Parasite Bopyroides hippolytes
Taxonomy Arthropoda, Crustacea, Malacostraca, Isopoda
Hosts Northern shrimp (Pandalus eous), humpy shrimp (P. goniurus), Aesop shrimp (P. montagui), (Eualus spp.), (Spirontocalis spp.), (Pandalopsis aleutica), etc.
Infection site Branchial chamber
Clinical sign Infected shrimps exhibit a swelling of the carapace caused by the presence of the parasite in the gill chamber (Fig. 1).
Parasitology Bopyroides hippolytes is a parasitic crustacean, infecting the branchial chamber of shrimps such as Pandalus spp. (Boyko, 2004). Dioecious. The body of female (ca. 8 mm in length) is asymmetric and oval, while that of male (ca. 2 mm) is symmetric and elongated (Fig. 2). Male and female habit in the branchial chamber on one side, where the male parasitize the female. Generally, the free-living larvae (epicardium stage) hatched from eggs, become the microniscium larvae, which attach on the surface of free-living copepods. They metamorphose into the adult (cryptoniscium) on the body surface of the shrimp.
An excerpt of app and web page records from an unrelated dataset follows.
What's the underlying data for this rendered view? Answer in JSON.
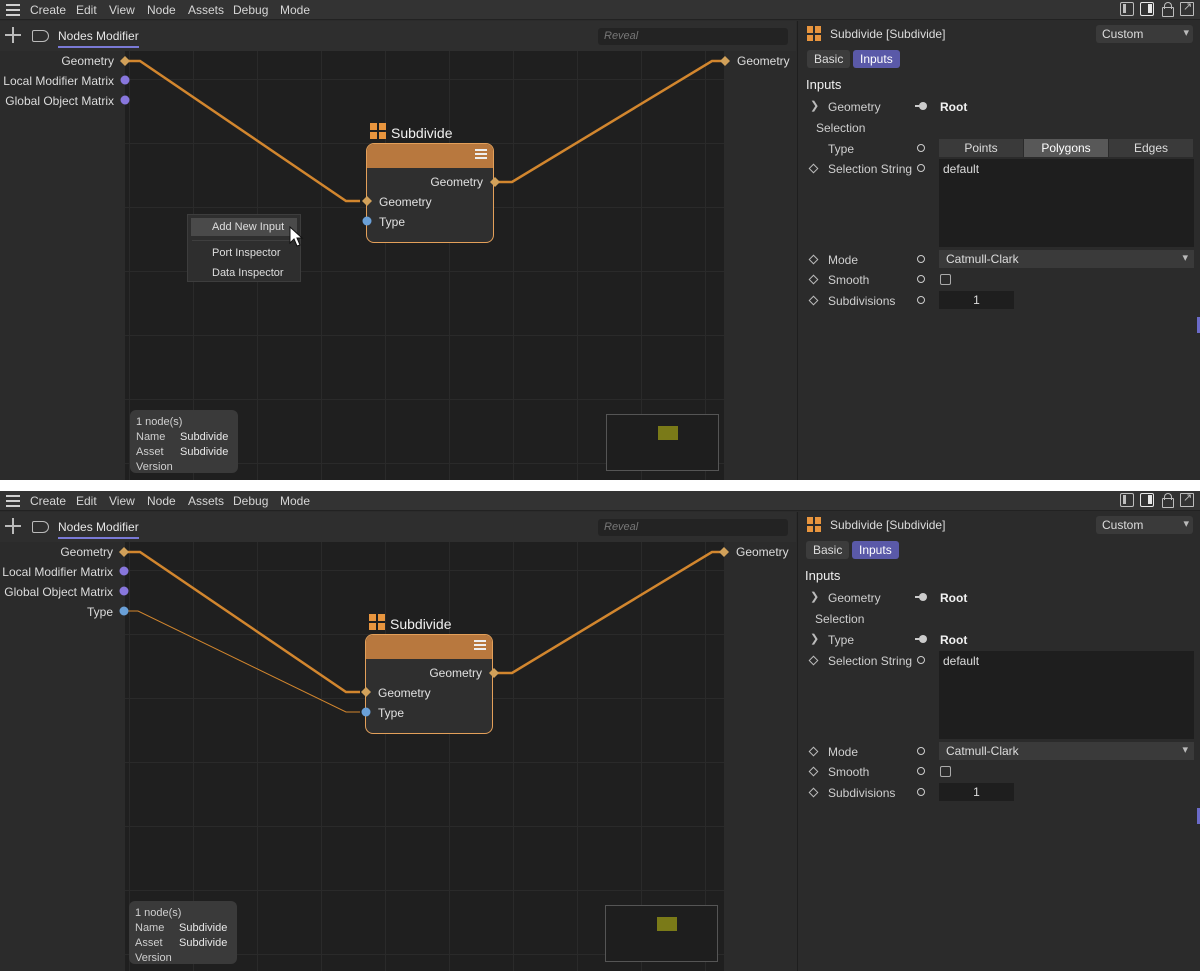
{
  "menu": [
    "Create",
    "Edit",
    "View",
    "Node",
    "Assets",
    "Debug",
    "Mode"
  ],
  "graph_tab": "Nodes Modifier",
  "reveal_placeholder": "Reveal",
  "left_ports_a": [
    "Geometry",
    "Local Modifier Matrix",
    "Global Object Matrix"
  ],
  "left_ports_b": [
    "Geometry",
    "Local Modifier Matrix",
    "Global Object Matrix",
    "Type"
  ],
  "right_port": "Geometry",
  "node": {
    "title": "Subdivide",
    "output": "Geometry",
    "inputs": [
      "Geometry",
      "Type"
    ]
  },
  "context_menu": [
    "Add New Input",
    "Port Inspector",
    "Data Inspector"
  ],
  "info": {
    "count": "1 node(s)",
    "name_label": "Name",
    "name_value": "Subdivide",
    "asset_label": "Asset",
    "asset_value": "Subdivide",
    "version_label": "Version"
  },
  "attr": {
    "title": "Subdivide [Subdivide]",
    "preset": "Custom",
    "tabs": [
      "Basic",
      "Inputs"
    ],
    "section": "Inputs",
    "geometry_label": "Geometry",
    "root": "Root",
    "selection_label": "Selection",
    "type_label": "Type",
    "type_options": [
      "Points",
      "Polygons",
      "Edges"
    ],
    "type_selected": "Polygons",
    "selection_string_label": "Selection String",
    "selection_string": "default",
    "mode_label": "Mode",
    "mode_value": "Catmull-Clark",
    "smooth_label": "Smooth",
    "smooth_checked": false,
    "subdivisions_label": "Subdivisions",
    "subdivisions_value": "1"
  },
  "colors": {
    "wire": "#d2862e",
    "node_border": "#e3a05a",
    "node_header": "#b8783e",
    "accent_tab": "#5a59a8",
    "port_matrix": "#8877dd",
    "port_type": "#6aa0d8"
  }
}
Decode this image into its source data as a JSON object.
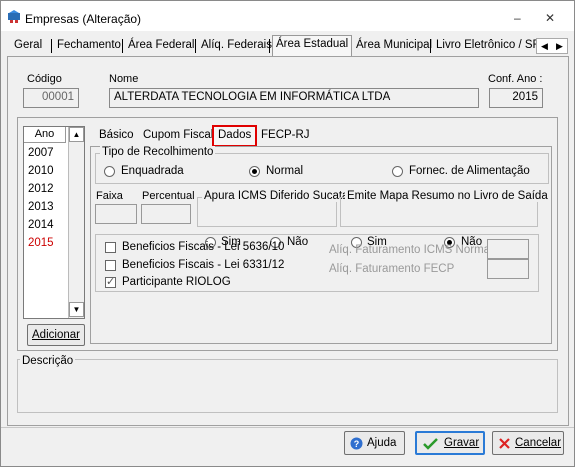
{
  "window": {
    "title": "Empresas (Alteração)",
    "minimize": "–",
    "close": "✕"
  },
  "tabs": [
    "Geral",
    "Fechamento",
    "Área Federal",
    "Alíq. Federais",
    "Área Estadual",
    "Área Municipal",
    "Livro Eletrônico / SF"
  ],
  "tab_scroll": {
    "left": "◀",
    "right": "▶"
  },
  "company": {
    "codigo_label": "Código",
    "codigo_value": "00001",
    "nome_label": "Nome",
    "nome_value": "ALTERDATA TECNOLOGIA EM INFORMÁTICA LTDA",
    "conf_ano_label": "Conf. Ano :",
    "conf_ano_value": "2015"
  },
  "years": {
    "header": "Ano",
    "items": [
      "2007",
      "2010",
      "2012",
      "2013",
      "2014",
      "2015"
    ],
    "selected": "2015"
  },
  "adicionar_label": "Adicionar",
  "subtabs": [
    "Básico",
    "Cupom Fiscal",
    "Dados",
    "FECP-RJ"
  ],
  "tipo_recolhimento": {
    "title": "Tipo de Recolhimento",
    "options": [
      "Enquadrada",
      "Normal",
      "Fornec. de Alimentação"
    ],
    "selected": "Normal"
  },
  "faixa_label": "Faixa",
  "percentual_label": "Percentual",
  "apura_icms": {
    "title": "Apura ICMS Diferido Sucata",
    "sim": "Sim",
    "nao": "Não",
    "selected": "none"
  },
  "emite_mapa": {
    "title": "Emite Mapa Resumo no Livro de Saída",
    "sim": "Sim",
    "nao": "Não",
    "selected": "Não"
  },
  "beneficios": {
    "lei5636": "Beneficios Fiscais - Lei 5636/10",
    "lei6331": "Beneficios Fiscais - Lei 6331/12",
    "riolog": "Participante RIOLOG",
    "aliq_icms_normal": "Alíq. Faturamento ICMS Normal",
    "aliq_fecp": "Alíq. Faturamento FECP"
  },
  "descricao_label": "Descrição",
  "buttons": {
    "ajuda": "Ajuda",
    "gravar": "Gravar",
    "cancelar": "Cancelar"
  },
  "colors": {
    "highlight_red": "#e00000",
    "selected_year": "#cc0000"
  }
}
However, the life cycle of B. hippolytes is unknown in detail (Shiino, 1969).
Pathology Pathogenicity to host shrimp is considered to be negligible.
Health hazard Since this parasite is not infectious to human, it is harmless in food hygiene. This disease does not influence on texture of the shrimp.
Diagnosis This parasite can be visually observed in the gill chamber.
References Boyko, C. B. (2004): The bopyridae (Crustacea: Isopoda) in Taiwan. Zool. Studies, 43, 677-703.

Shiino, S. (1969): Suisan musekitsui dobutsu gaku. Baifukan, Tokyo, 345pp. (In Japanese)
(Photos by K. Ogawa(2))

Fig. 1. Swellings of the carapace of shrimps caused by B. hippolytes.

Fig. 2. Male (left) and female (right) of B. hippolytes.